Tony says that in working with the military, Rastelli Global needed to develop its ordering system into a model for transparency and efficiency. As a result, the volumes at which the company consolidates and ships products allows for great flexibility for its customers as well.
“Instead of shipping a full container that will last [one customer] three months, we’ll divide containers between customers, allowing them to shrink down their inventory and always have products ‘on the water’ to them,” he adds. “We’re managing their inventory to where they’re taking less money out of their pockets, and if they forget to order an item, we constantly have containers shipping out — they don’t need to pay high air-freight costs.”
Having had such solid success on the foodservice side, the big push for growth on the global marketplace is via retail placements of the Rastelli brands. The brand already sells case-ready retail steaks in the Ukraine, and Tony Rastelli had plans at presstime to head to the Middle East to develop an American steak program with a supermarket chain there.
“They equate the U.S. products as being of high quality,” he says. “We’re taking all the knowledge and experience we have with our customers in the United States and making a thrust into the retail sector with Rastelli-branded products.”
On the export side, the company currently services all of the military contracts, Tony says.

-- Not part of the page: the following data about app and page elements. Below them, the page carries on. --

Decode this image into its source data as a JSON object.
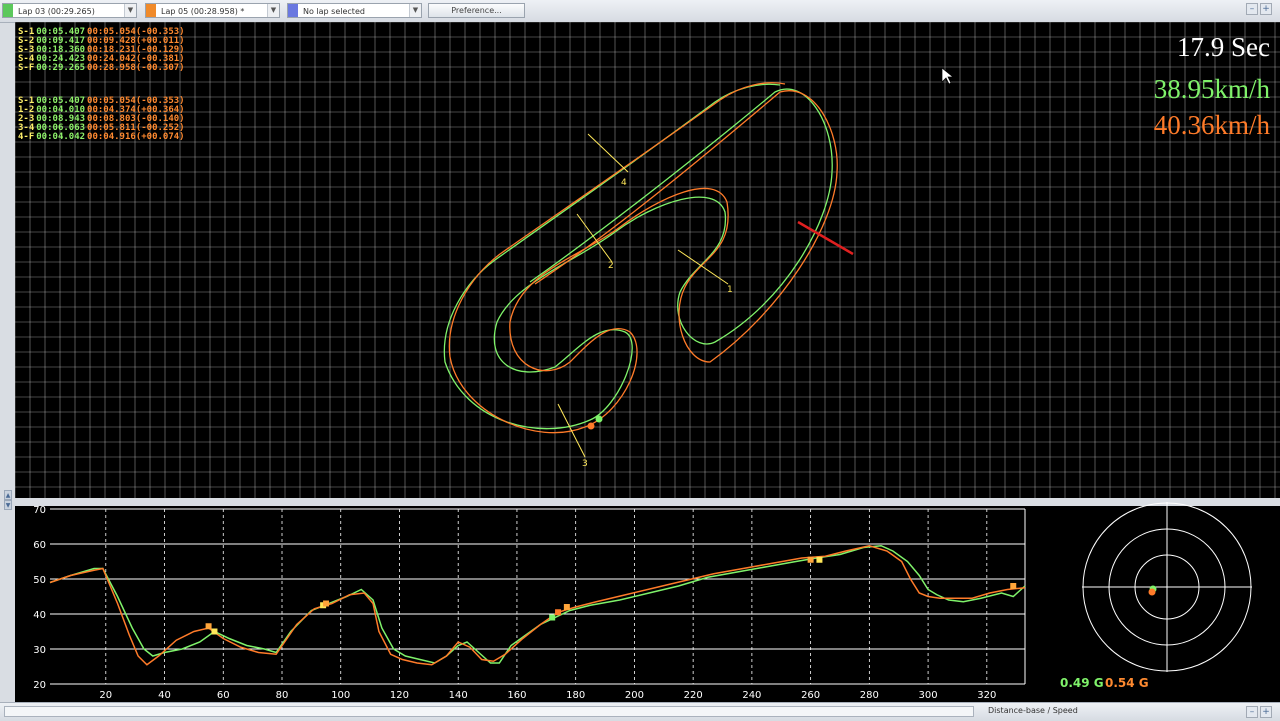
{
  "toolbar": {
    "lap1": {
      "label": "Lap 03  (00:29.265)",
      "color": "#5cc85c"
    },
    "lap2": {
      "label": "Lap 05  (00:28.958) *",
      "color": "#f08a2a"
    },
    "lap3": {
      "label": "No lap selected",
      "color": "#6a78e0"
    },
    "preference_label": "Preference...",
    "window_buttons": [
      "–",
      "+"
    ]
  },
  "sector_times": [
    {
      "label": "S-1",
      "lap_a": "00:05.407",
      "lap_b": "00:05.054(-00.353)"
    },
    {
      "label": "S-2",
      "lap_a": "00:09.417",
      "lap_b": "00:09.428(+00.011)"
    },
    {
      "label": "S-3",
      "lap_a": "00:18.360",
      "lap_b": "00:18.231(-00.129)"
    },
    {
      "label": "S-4",
      "lap_a": "00:24.423",
      "lap_b": "00:24.042(-00.381)"
    },
    {
      "label": "S-F",
      "lap_a": "00:29.265",
      "lap_b": "00:28.958(-00.307)"
    }
  ],
  "split_times": [
    {
      "label": "S-1",
      "lap_a": "00:05.407",
      "lap_b": "00:05.054(-00.353)"
    },
    {
      "label": "1-2",
      "lap_a": "00:04.010",
      "lap_b": "00:04.374(+00.364)"
    },
    {
      "label": "2-3",
      "lap_a": "00:08.943",
      "lap_b": "00:08.803(-00.140)"
    },
    {
      "label": "3-4",
      "lap_a": "00:06.063",
      "lap_b": "00:05.811(-00.252)"
    },
    {
      "label": "4-F",
      "lap_a": "00:04.042",
      "lap_b": "00:04.916(+00.074)"
    }
  ],
  "overlay": {
    "elapsed": "17.9 Sec",
    "speed_lap_a": "38.95km/h",
    "speed_lap_b": "40.36km/h"
  },
  "track_markers": [
    "1",
    "2",
    "3",
    "4"
  ],
  "gforce": {
    "lap_a": "0.49 G",
    "lap_b": "0.54 G"
  },
  "status": {
    "mode": "Distance-base / Speed"
  },
  "colors": {
    "lap_a": "#7ff26a",
    "lap_b": "#ff7b29",
    "marker": "#ffe85a",
    "grid": "#ffffff"
  },
  "chart_data": {
    "type": "line",
    "xlabel": "",
    "ylabel": "",
    "xlim": [
      1,
      333
    ],
    "ylim": [
      20,
      70
    ],
    "x_ticks": [
      20,
      40,
      60,
      80,
      100,
      120,
      140,
      160,
      180,
      200,
      220,
      240,
      260,
      280,
      300,
      320
    ],
    "y_ticks": [
      20,
      30,
      40,
      50,
      60,
      70
    ],
    "grid": true,
    "series": [
      {
        "color": "#7ff26a",
        "x": [
          1,
          8,
          16,
          19,
          24,
          29,
          33,
          36,
          40,
          46,
          52,
          57,
          62,
          68,
          74,
          78,
          83,
          90,
          96,
          102,
          107,
          111,
          114,
          118,
          122,
          127,
          132,
          136,
          140,
          143,
          147,
          151,
          154,
          158,
          163,
          168,
          173,
          178,
          185,
          195,
          205,
          215,
          225,
          235,
          245,
          255,
          262,
          270,
          278,
          284,
          288,
          293,
          297,
          300,
          303,
          307,
          312,
          318,
          325,
          329,
          333
        ],
        "y": [
          49,
          51,
          53,
          53,
          45,
          36,
          30,
          28,
          29,
          30,
          32,
          35,
          33,
          31,
          30,
          29,
          35,
          41,
          43,
          45,
          47,
          44,
          36,
          30,
          28,
          27,
          26,
          28,
          31,
          32,
          29,
          26,
          26,
          31,
          34,
          37,
          39,
          41,
          42.5,
          44,
          46,
          48,
          50.5,
          52,
          53.5,
          55,
          56,
          57,
          59,
          59.5,
          58,
          55,
          51,
          47,
          45.5,
          44,
          43.5,
          44.5,
          46,
          45,
          48
        ]
      },
      {
        "color": "#ff7b29",
        "x": [
          1,
          8,
          16,
          19,
          24,
          28,
          31,
          34,
          38,
          44,
          50,
          55,
          60,
          66,
          72,
          78,
          85,
          91,
          97,
          103,
          108,
          111,
          113,
          117,
          121,
          126,
          131,
          136,
          140,
          144,
          148,
          152,
          156,
          162,
          168,
          174,
          180,
          187,
          197,
          207,
          217,
          227,
          237,
          247,
          257,
          265,
          272,
          280,
          286,
          291,
          294,
          297,
          300,
          304,
          309,
          315,
          321,
          327,
          333
        ],
        "y": [
          49,
          51,
          52.5,
          53,
          43,
          34,
          28,
          25.5,
          28,
          32.5,
          35,
          36,
          33,
          30.5,
          29,
          28.5,
          37,
          41.5,
          43,
          45.5,
          46,
          43,
          35,
          28.5,
          27,
          26,
          25.5,
          28,
          32,
          30.5,
          27,
          26.5,
          28.5,
          33,
          37,
          40.5,
          42,
          43.5,
          45.5,
          47.5,
          49.5,
          51.5,
          53,
          54.5,
          56,
          56.5,
          58,
          59.5,
          58,
          55,
          50,
          46,
          45,
          44.5,
          44.5,
          44.5,
          46,
          47,
          47.5
        ]
      }
    ],
    "markers": [
      {
        "x": 55,
        "y": 36.5,
        "color": "#ffa53a"
      },
      {
        "x": 57,
        "y": 35,
        "color": "#ffe85a"
      },
      {
        "x": 94,
        "y": 42.5,
        "color": "#ffe85a"
      },
      {
        "x": 95,
        "y": 43,
        "color": "#ffa53a"
      },
      {
        "x": 172,
        "y": 39,
        "color": "#7ff26a"
      },
      {
        "x": 174,
        "y": 40.5,
        "color": "#ff7b29"
      },
      {
        "x": 177,
        "y": 42,
        "color": "#ffa53a"
      },
      {
        "x": 260,
        "y": 55.5,
        "color": "#ffa53a"
      },
      {
        "x": 263,
        "y": 55.5,
        "color": "#ffe85a"
      },
      {
        "x": 329,
        "y": 48,
        "color": "#ffa53a"
      }
    ]
  }
}
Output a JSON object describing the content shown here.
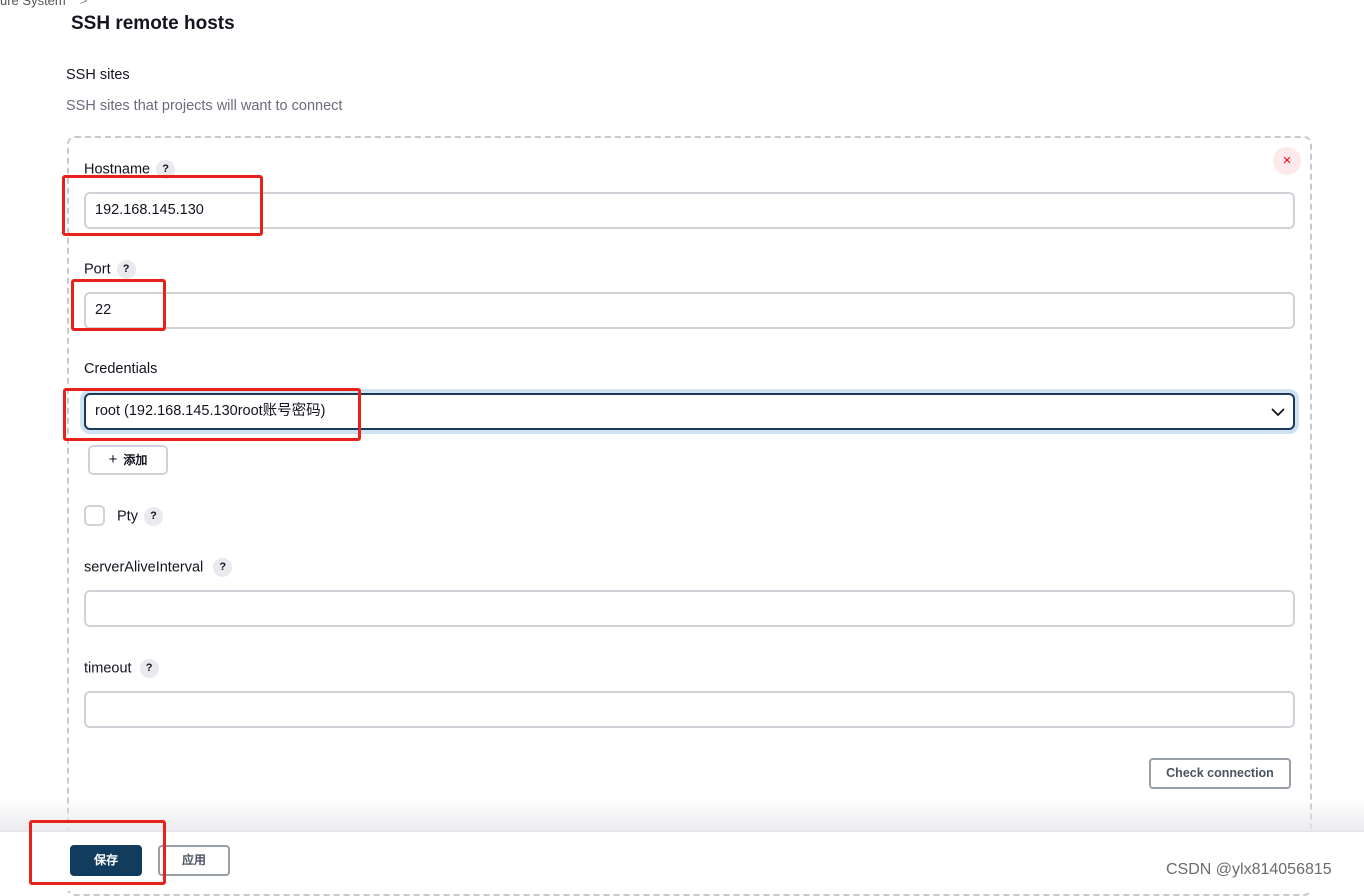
{
  "breadcrumb": {
    "text": "ure System",
    "separator": ">"
  },
  "section_title": "SSH remote hosts",
  "ssh_sites": {
    "label": "SSH sites",
    "description": "SSH sites that projects will want to connect"
  },
  "help_glyph": "?",
  "close_glyph": "×",
  "hostname": {
    "label": "Hostname",
    "value": "192.168.145.130"
  },
  "port": {
    "label": "Port",
    "value": "22"
  },
  "credentials": {
    "label": "Credentials",
    "selected": "root (192.168.145.130root账号密码)"
  },
  "add_button": {
    "icon": "+",
    "label": "添加"
  },
  "pty": {
    "label": "Pty",
    "checked": false
  },
  "server_alive_interval": {
    "label": "serverAliveInterval",
    "value": ""
  },
  "timeout": {
    "label": "timeout",
    "value": ""
  },
  "check_connection_label": "Check connection",
  "footer": {
    "save_label": "保存",
    "apply_label": "应用"
  },
  "watermark": "CSDN @ylx814056815",
  "colors": {
    "primary": "#123c5e",
    "annotation_red": "#e8211b",
    "close_red": "#e6001f",
    "focus_ring": "#cfe2f2"
  }
}
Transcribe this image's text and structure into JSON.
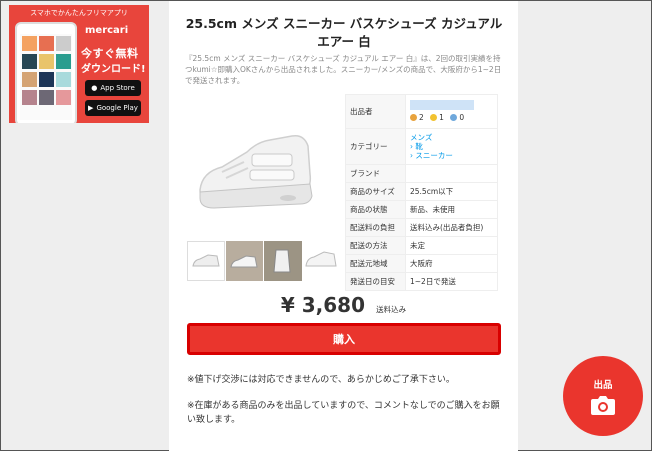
{
  "ad": {
    "tagline": "スマホでかんたんフリマアプリ",
    "brand": "mercari",
    "line1": "今すぐ無料",
    "line2": "ダウンロード!",
    "app_store": "App Store",
    "google_play": "Google Play"
  },
  "item": {
    "title": "25.5cm メンズ スニーカー バスケシューズ カジュアル エアー 白",
    "description": "『25.5cm メンズ スニーカー バスケシューズ カジュアル エアー 白』は、2回の取引実績を持つkumi☆即購入OKさんから出品されました。スニーカー/メンズの商品で、大阪府から1~2日で発送されます。"
  },
  "details": {
    "seller_label": "出品者",
    "ratings": {
      "good": "2",
      "normal": "1",
      "bad": "0"
    },
    "category_label": "カテゴリー",
    "category": [
      "メンズ",
      "靴",
      "スニーカー"
    ],
    "brand_label": "ブランド",
    "brand": "",
    "size_label": "商品のサイズ",
    "size": "25.5cm以下",
    "condition_label": "商品の状態",
    "condition": "新品、未使用",
    "shipping_fee_label": "配送料の負担",
    "shipping_fee": "送料込み(出品者負担)",
    "shipping_method_label": "配送の方法",
    "shipping_method": "未定",
    "origin_label": "配送元地域",
    "origin": "大阪府",
    "days_label": "発送日の目安",
    "days": "1~2日で発送"
  },
  "price": {
    "amount": "¥ 3,680",
    "note": "送料込み"
  },
  "buy_label": "購入",
  "notes": [
    "※値下げ交渉には対応できませんので、あらかじめご了承下さい。",
    "※在庫がある商品のみを出品していますので、コメントなしでのご購入をお願い致します。"
  ],
  "fab_label": "出品",
  "colors": {
    "accent": "#ea352d",
    "link": "#0099e8"
  }
}
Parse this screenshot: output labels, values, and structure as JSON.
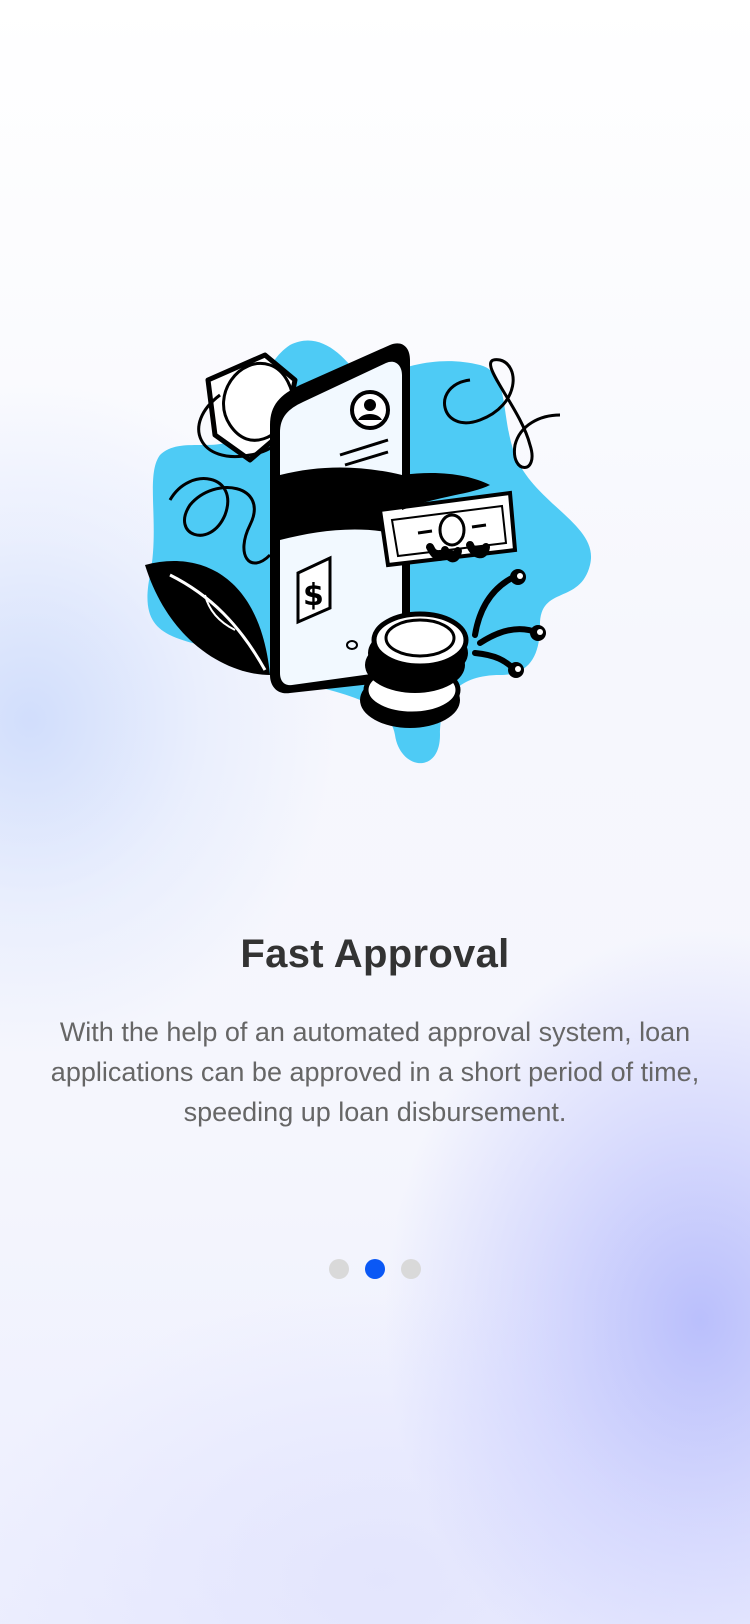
{
  "onboarding": {
    "title": "Fast Approval",
    "description": "With the help of an automated approval system, loan applications can be approved in a short period of time, speeding up loan disbursement.",
    "page_indicator": {
      "total": 3,
      "active_index": 1
    },
    "illustration": {
      "icon": "phone-money-approval-illustration",
      "accent_color": "#4ECBF5"
    }
  },
  "colors": {
    "title": "#333333",
    "description": "#666666",
    "dot_active": "#0A58F5",
    "dot_inactive": "#D9D9D9"
  }
}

Thus, Rastelli Global is working to gain more franchise business and become the “sole distributor and information provider” to more of its customers.
Meanwhile, Rastelli Direct’s online reach has grown as well. Orders can be placed online in the countries of Bahrain and Kuwait, and more opportunities for growth exist there.
According to Tony, the phrases, “We can’t,” or “We won’t,” are not uttered in meetings, and given the company’s explosive and expansive growth globally, it appears to ring true.
“We might say, ‘This may be painful,’ but there is always a way to overcome everything,” he says. “So it comes down to, we like to be faced with challenges because the satisfaction of overcoming those challenges is really what makes life meaningful — to find solutions for ourselves and our customer partners.”
Many companies take on those challenges, but Tony believes that Rastelli Foods’ success stems from its adherence to the family values and morals.
“Whether it’s opening a store or doing business internationally, we believe in family first, doing the right things right, and being very open and transparent,” he says. “That basically has made us one of the largest consolidators overseas and one of the most successful producers in the United States.”